In hisOrigin of Species, Charles Darwin famously never actually wrote “It is not the most intellectual of the species that survives; it is not the strongest that survives; but the species that survives is the one that is able to adapt to and to adjust best to the changing environment in which it finds itself”.
However, while not his actual words – despite being cast into the concrete floor of the headquarters of the California Academy of Sciences – this underlying tenet of evolutionary theory applies to mobile commerce just as it might have done to the Galapagos finch and even the dodo.
While shoppers are increasingly becoming mobile centric – not least on Valentine’s Day, when blind panic overtakes any thoughts of website UX – most retailers are simply not adapted to their needs.
A study by PayPal out this week indicates that, while 42% of people are buying via their mobile phone at least once a week – rising to 65% for consumers age 25 to 34 – just 17% offer websites designed for these small portable screens, showing no improvement from last year.

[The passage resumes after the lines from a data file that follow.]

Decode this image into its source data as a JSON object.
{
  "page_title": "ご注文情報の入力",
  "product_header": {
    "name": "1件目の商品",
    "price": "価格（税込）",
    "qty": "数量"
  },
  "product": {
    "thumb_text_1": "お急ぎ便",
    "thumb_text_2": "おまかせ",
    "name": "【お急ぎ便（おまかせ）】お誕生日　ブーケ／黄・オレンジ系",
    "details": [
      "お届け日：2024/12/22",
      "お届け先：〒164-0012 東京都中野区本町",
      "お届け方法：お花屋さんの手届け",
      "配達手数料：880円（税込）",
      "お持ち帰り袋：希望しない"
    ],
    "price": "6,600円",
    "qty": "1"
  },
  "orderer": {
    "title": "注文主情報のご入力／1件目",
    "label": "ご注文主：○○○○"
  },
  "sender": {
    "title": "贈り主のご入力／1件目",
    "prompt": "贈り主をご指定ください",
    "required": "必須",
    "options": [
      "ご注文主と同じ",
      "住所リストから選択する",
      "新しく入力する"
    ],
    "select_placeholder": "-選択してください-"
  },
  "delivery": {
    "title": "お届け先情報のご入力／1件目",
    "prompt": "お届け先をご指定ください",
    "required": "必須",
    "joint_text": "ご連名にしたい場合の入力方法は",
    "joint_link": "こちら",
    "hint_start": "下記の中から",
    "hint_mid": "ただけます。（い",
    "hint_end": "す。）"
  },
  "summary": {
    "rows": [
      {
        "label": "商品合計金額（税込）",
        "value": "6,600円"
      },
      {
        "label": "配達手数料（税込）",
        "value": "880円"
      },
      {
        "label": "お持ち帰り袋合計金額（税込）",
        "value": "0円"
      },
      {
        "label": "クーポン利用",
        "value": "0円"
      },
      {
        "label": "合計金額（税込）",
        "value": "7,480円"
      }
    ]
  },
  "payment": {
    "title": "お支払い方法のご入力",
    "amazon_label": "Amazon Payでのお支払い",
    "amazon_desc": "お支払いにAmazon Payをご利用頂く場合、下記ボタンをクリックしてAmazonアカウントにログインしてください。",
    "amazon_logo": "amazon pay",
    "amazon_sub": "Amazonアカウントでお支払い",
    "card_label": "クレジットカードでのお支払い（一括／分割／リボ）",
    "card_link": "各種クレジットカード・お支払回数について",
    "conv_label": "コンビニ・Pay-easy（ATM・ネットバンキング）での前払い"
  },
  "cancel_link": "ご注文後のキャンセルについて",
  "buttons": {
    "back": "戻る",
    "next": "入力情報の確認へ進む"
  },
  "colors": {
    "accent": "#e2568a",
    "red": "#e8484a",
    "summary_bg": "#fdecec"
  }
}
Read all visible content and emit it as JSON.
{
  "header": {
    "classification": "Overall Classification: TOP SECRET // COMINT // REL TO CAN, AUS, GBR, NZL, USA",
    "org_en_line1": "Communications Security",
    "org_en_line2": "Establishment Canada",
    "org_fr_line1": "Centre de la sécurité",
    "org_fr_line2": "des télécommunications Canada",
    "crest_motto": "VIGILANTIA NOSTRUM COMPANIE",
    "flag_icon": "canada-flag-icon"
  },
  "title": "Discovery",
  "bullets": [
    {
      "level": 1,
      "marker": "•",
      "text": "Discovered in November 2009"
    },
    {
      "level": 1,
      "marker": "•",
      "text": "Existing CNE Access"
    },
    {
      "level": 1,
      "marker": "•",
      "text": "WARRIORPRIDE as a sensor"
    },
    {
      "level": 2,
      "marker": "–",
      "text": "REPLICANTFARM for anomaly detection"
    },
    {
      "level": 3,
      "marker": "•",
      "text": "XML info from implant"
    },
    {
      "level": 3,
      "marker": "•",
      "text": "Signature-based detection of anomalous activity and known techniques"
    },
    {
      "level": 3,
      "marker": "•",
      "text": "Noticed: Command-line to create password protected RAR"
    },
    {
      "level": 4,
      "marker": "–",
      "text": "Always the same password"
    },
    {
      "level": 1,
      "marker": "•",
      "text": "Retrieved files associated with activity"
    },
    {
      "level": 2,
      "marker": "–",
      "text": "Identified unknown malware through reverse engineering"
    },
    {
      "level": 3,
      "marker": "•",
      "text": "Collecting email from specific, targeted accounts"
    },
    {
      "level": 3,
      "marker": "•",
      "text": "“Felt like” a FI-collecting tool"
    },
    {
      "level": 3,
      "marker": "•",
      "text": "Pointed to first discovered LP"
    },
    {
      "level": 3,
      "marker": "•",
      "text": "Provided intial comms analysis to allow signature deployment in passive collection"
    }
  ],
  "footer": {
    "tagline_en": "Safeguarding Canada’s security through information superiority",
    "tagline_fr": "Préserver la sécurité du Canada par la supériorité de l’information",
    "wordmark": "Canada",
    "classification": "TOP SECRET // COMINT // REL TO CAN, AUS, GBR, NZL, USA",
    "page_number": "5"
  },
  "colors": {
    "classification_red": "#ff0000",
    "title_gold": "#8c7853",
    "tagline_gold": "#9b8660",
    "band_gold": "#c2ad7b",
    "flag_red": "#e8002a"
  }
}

PayPal singles out SME retailers, but in truth the problem extend to most retailers – and it is costing them. According to analysts are Contentsquare, mobile is set to account for an average of 54% of all online sales this year – but its conversion rate is still at a paltry 2%.
The reason, says its report, sits squarely with poor mobile UX – something driven by a lack of true understanding around how shoppers shop on mobile.
According to Contentsquare, shoppers actually exhibit similarly behaviours on desktop and mobile when shopping – the only difference being that those that don’t convert exit more rapidly from mobile than desktop.
And the reason? It believes that exits on mobile are driven by poor experience on a home page. Shoppers who land on a product page or something more immediately useful tend to then stick around on mobile and go on to buy – something that desktop email marketers have long known.
Applying the same ideas from the desktop world to mobile now seems to be something that can create traction. Gone are the days when mobile was treated totally differently by shoppers: increasingly they want a similar experience to desktop, only more optimised and speedy.
Customers now want all the trappings of desktop – the richness, the choice, the graphics – but also optimised for their device, fast to download and easy to use. They also want to be delivered straight to their point of interest, not a homepage. Clicks, it seems, are out and pics are in.
Get this optimisation right, adapt to the change like a Galapagos finch with its specially evolved beak, and mobile conversions will go up – as will sales.
This is backed up, in a strange way, by Valentine’s Day. According Glassbox Digital, average mobile conversion rates are set to hit around 15-20% between 5 and 14 February. Quite a leap from 2%. The reason? Panic. It seems that mobile conversion goes up when people don’t care about UX (when they are trying to find that special gift that they have in no way whatsoever forgetten to get), sort of proving the point that UX normally affects conversion.
Glassbox Digital’s director of data science, Ben Tang puts it much better, thus: "Mobile conversions are higher because Valentine’s Day purchases are usually last minute/impulse buys... people feel like they HAVE to buy something for their partner hence they buy less ’sensibly.’ "
That groaning noise you can hear? That’s the sound of romance dying – men, it seems, aren’t evolving. And you can misquote me on that.